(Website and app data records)
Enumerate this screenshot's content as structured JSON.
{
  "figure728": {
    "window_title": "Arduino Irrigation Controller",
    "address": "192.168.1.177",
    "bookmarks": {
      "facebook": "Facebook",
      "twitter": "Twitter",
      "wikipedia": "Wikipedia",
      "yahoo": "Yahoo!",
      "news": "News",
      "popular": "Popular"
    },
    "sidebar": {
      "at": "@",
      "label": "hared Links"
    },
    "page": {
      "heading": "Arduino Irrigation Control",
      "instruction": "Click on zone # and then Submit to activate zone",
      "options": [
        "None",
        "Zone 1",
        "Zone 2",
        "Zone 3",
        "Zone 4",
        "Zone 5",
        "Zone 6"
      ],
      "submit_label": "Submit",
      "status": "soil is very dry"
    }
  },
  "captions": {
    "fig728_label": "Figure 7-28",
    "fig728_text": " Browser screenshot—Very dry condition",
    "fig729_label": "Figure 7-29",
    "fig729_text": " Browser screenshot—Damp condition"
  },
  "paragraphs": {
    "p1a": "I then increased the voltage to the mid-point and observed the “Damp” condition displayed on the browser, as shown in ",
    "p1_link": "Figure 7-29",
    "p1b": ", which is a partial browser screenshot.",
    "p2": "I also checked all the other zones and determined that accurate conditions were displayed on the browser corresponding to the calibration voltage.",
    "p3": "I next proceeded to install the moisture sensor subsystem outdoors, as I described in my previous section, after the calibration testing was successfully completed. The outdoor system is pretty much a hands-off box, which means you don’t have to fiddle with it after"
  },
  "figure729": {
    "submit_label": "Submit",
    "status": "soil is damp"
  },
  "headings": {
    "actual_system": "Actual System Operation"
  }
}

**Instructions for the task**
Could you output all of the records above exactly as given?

**Final answer**
Enumerate this screenshot's content as structured JSON.
{
  "figure728": {
    "window_title": "Arduino Irrigation Controller",
    "address": "192.168.1.177",
    "bookmarks": {
      "facebook": "Facebook",
      "twitter": "Twitter",
      "wikipedia": "Wikipedia",
      "yahoo": "Yahoo!",
      "news": "News",
      "popular": "Popular"
    },
    "sidebar": {
      "at": "@",
      "label": "hared Links"
    },
    "page": {
      "heading": "Arduino Irrigation Control",
      "instruction": "Click on zone # and then Submit to activate zone",
      "options": [
        "None",
        "Zone 1",
        "Zone 2",
        "Zone 3",
        "Zone 4",
        "Zone 5",
        "Zone 6"
      ],
      "submit_label": "Submit",
      "status": "soil is very dry"
    }
  },
  "captions": {
    "fig728_label": "Figure 7-28",
    "fig728_text": " Browser screenshot—Very dry condition",
    "fig729_label": "Figure 7-29",
    "fig729_text": " Browser screenshot—Damp condition"
  },
  "paragraphs": {
    "p1a": "I then increased the voltage to the mid-point and observed the “Damp” condition displayed on the browser, as shown in ",
    "p1_link": "Figure 7-29",
    "p1b": ", which is a partial browser screenshot.",
    "p2": "I also checked all the other zones and determined that accurate conditions were displayed on the browser corresponding to the calibration voltage.",
    "p3": "I next proceeded to install the moisture sensor subsystem outdoors, as I described in my previous section, after the calibration testing was successfully completed. The outdoor system is pretty much a hands-off box, which means you don’t have to fiddle with it after"
  },
  "figure729": {
    "submit_label": "Submit",
    "status": "soil is damp"
  },
  "headings": {
    "actual_system": "Actual System Operation"
  }
}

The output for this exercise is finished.